. . . it's how this plane flies.
The Coandă effect (named for its discoverer) is the way in which a jet of air (or, for that matter, water) will travel over the surfaces adjacent to it, whether they're straight or curved. This allows an aircraft utilizing the effect to direct air from its engines across the curved surface of its wing, providing greater lift at low speeds, which in turn shortens the takeoff and landing speed significantly.
The 1970's experimental Boeing YC-14 used the effect to . . . well, to good effect!
The Boeing's competitor at the time, the McDonnell Douglas YC-15, went on to be developed into the very successful C-17 Globemaster III. Ironically, it became a Boeing aircraft when the latter company took over McDonnell Douglas in 1997. The YC-14 project was abandoned in the US, but appears to have inspired the (much smaller) Antonov An-72 and An-74 aircraft in what was then the Soviet Union. They achieved only moderate sales success, but it appears they may be making a comeback. A US company has just announced it will invest $150 million in Ukrainian manufacturer Antonov to restart production of the An-74.
Here's two video clips of a commercial An-74 freighter landing, then taking off. Note the thrust reversers, which appear above the engine as the aircraft lands. Note, on takeoff, how the thrust from the engines flows over the top of the wings, providing greater lift by using the Coandă effect to best advantage.
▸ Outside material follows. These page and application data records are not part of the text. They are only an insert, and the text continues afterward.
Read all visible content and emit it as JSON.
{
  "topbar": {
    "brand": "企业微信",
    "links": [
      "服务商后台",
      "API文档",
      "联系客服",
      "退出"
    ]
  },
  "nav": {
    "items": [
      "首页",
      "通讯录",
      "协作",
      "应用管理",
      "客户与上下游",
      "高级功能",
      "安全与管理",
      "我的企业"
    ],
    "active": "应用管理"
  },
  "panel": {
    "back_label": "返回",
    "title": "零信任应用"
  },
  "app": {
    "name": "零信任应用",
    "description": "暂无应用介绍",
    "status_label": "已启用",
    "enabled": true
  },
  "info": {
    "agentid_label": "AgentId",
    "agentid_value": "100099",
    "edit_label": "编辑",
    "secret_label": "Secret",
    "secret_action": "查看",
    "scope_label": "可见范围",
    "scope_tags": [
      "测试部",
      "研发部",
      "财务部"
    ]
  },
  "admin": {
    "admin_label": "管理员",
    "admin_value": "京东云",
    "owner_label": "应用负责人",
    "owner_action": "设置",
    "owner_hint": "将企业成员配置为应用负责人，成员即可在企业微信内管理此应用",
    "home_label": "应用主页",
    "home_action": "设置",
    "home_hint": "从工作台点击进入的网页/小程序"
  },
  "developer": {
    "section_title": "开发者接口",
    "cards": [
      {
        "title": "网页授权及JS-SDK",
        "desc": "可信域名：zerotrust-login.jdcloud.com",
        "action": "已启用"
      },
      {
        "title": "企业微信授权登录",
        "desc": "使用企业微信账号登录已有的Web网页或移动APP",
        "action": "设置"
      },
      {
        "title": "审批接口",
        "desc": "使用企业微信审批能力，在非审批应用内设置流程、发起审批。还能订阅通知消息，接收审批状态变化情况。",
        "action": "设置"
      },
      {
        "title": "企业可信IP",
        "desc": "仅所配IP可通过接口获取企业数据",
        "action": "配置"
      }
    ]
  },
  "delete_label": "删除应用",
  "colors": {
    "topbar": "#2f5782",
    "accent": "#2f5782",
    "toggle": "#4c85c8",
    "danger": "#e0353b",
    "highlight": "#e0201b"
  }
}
Strange-looking bird, isn't it? I'd like to see those high-mounted engines on some of the dirt airstrips I've used in Africa. I think they might offer a real advantage in terms of not ingesting dirt and rocks kicked up by the undercarriage . . . but I'm not so sure about low-flying buzzards over the runway!